DESCRIPTION OF THE TASK -> Search the data for the string "label", and report each line where it is found.

ENTRIES PROVIDED ->
○ ○ ○ ○ ○ ○ ○

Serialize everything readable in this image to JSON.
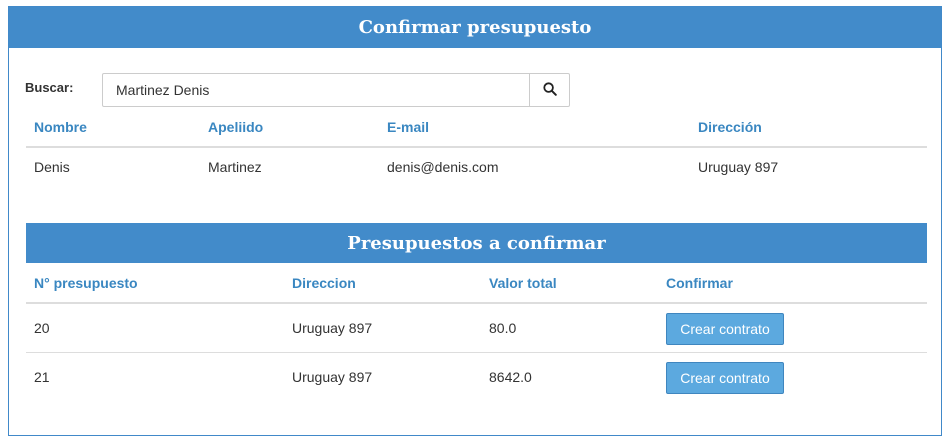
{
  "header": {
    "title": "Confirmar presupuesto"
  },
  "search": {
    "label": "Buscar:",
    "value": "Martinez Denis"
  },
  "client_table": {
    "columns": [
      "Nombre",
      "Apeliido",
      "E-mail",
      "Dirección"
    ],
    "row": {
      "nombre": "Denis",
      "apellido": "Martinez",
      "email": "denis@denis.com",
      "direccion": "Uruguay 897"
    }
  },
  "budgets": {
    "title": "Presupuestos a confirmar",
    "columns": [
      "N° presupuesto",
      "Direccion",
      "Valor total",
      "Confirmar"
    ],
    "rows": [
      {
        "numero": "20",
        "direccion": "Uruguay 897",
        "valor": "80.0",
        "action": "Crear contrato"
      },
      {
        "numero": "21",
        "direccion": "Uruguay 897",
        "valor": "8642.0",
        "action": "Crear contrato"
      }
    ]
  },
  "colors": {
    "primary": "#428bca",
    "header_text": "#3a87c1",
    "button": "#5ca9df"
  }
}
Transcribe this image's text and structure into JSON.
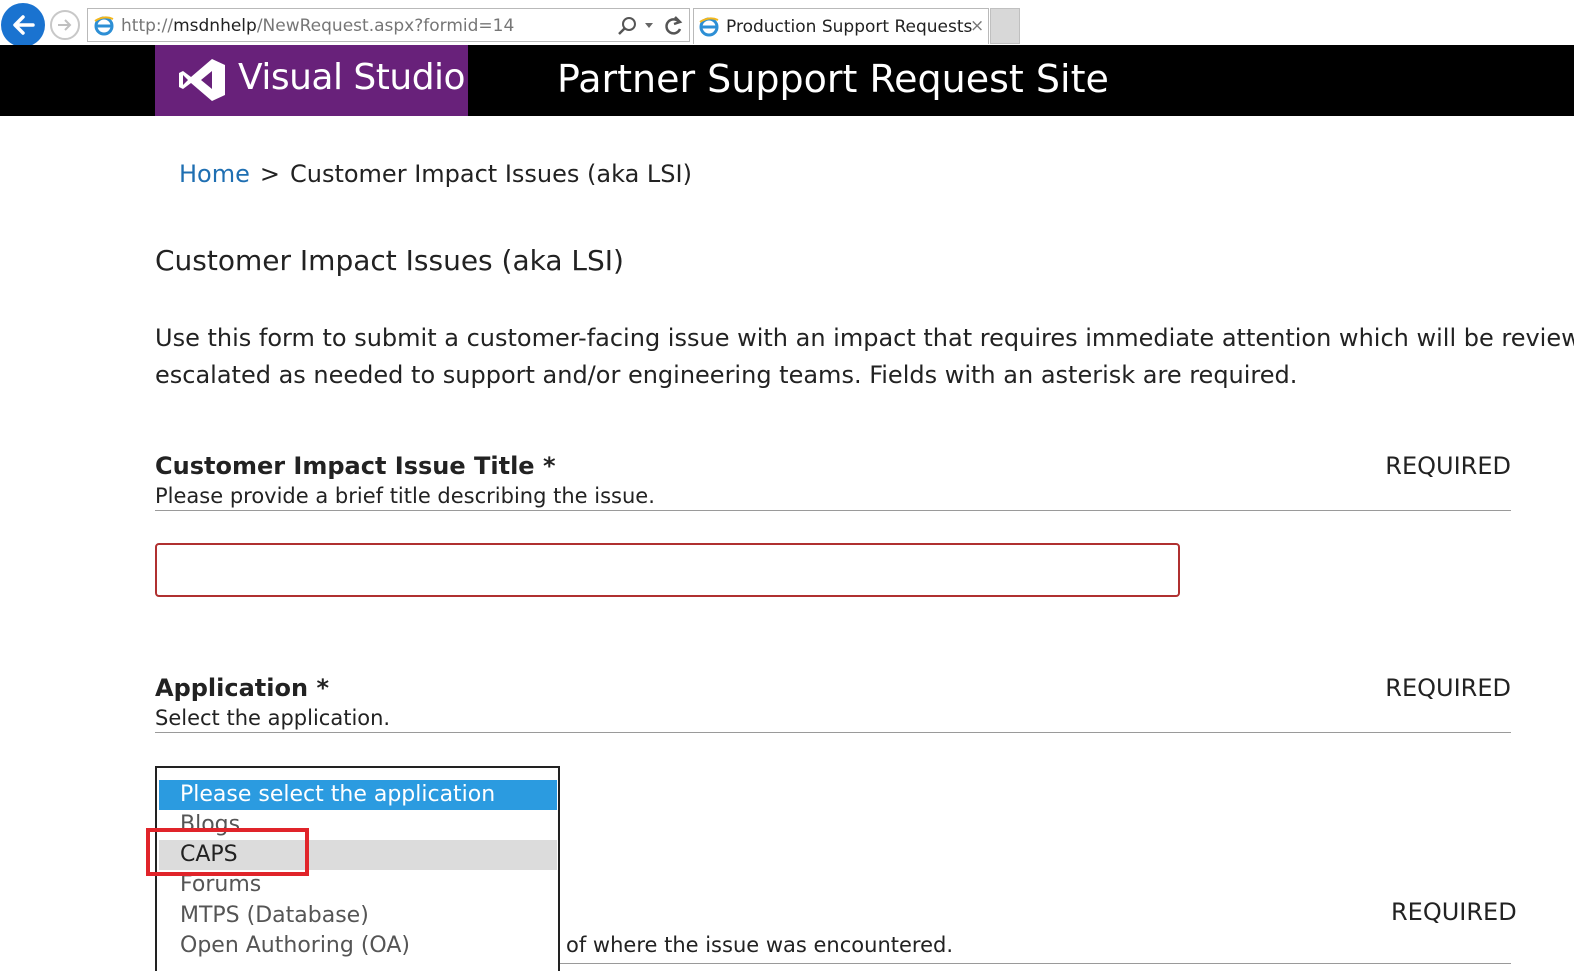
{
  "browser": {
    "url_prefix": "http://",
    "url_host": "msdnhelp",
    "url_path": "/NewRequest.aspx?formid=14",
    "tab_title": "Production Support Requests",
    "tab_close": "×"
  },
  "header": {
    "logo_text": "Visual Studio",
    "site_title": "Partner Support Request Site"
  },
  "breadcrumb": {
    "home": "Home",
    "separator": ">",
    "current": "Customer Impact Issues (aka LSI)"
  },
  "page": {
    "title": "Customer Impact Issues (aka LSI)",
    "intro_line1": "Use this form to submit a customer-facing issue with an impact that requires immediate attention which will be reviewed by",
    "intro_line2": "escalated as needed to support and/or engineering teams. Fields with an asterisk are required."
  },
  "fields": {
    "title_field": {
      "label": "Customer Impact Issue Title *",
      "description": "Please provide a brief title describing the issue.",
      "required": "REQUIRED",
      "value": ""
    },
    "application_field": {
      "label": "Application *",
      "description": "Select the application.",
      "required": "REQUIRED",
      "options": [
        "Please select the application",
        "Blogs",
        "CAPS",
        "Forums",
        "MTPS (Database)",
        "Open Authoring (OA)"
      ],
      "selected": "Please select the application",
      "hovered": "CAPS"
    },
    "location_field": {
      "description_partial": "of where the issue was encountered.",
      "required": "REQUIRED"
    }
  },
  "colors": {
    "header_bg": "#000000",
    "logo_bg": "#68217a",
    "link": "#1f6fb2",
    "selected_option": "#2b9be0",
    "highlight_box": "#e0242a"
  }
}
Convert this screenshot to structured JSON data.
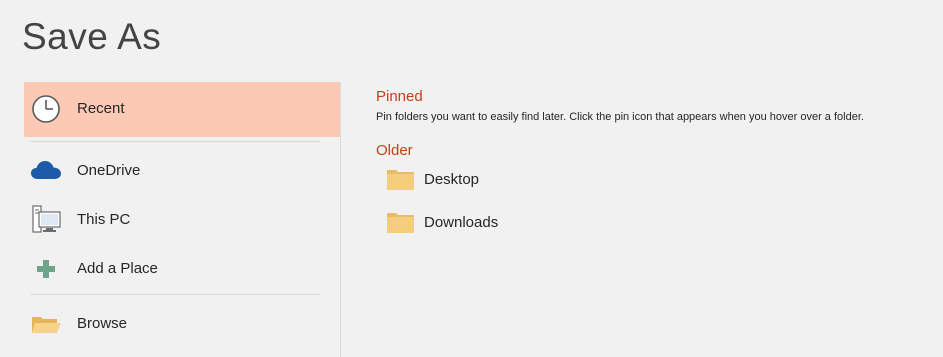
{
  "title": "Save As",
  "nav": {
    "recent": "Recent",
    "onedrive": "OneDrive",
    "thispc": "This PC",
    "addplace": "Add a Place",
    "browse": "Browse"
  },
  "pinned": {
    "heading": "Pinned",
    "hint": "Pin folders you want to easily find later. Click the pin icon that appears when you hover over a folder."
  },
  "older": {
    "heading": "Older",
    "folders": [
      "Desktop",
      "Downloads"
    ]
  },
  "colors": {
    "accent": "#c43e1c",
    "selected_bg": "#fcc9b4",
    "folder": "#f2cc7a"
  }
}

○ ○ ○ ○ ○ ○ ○

RESPONSE FOR THIS EXERCISE ->
    "label": "Buscar:",
      "label": "Customer Impact Issue Title *",
      "label": "Application *",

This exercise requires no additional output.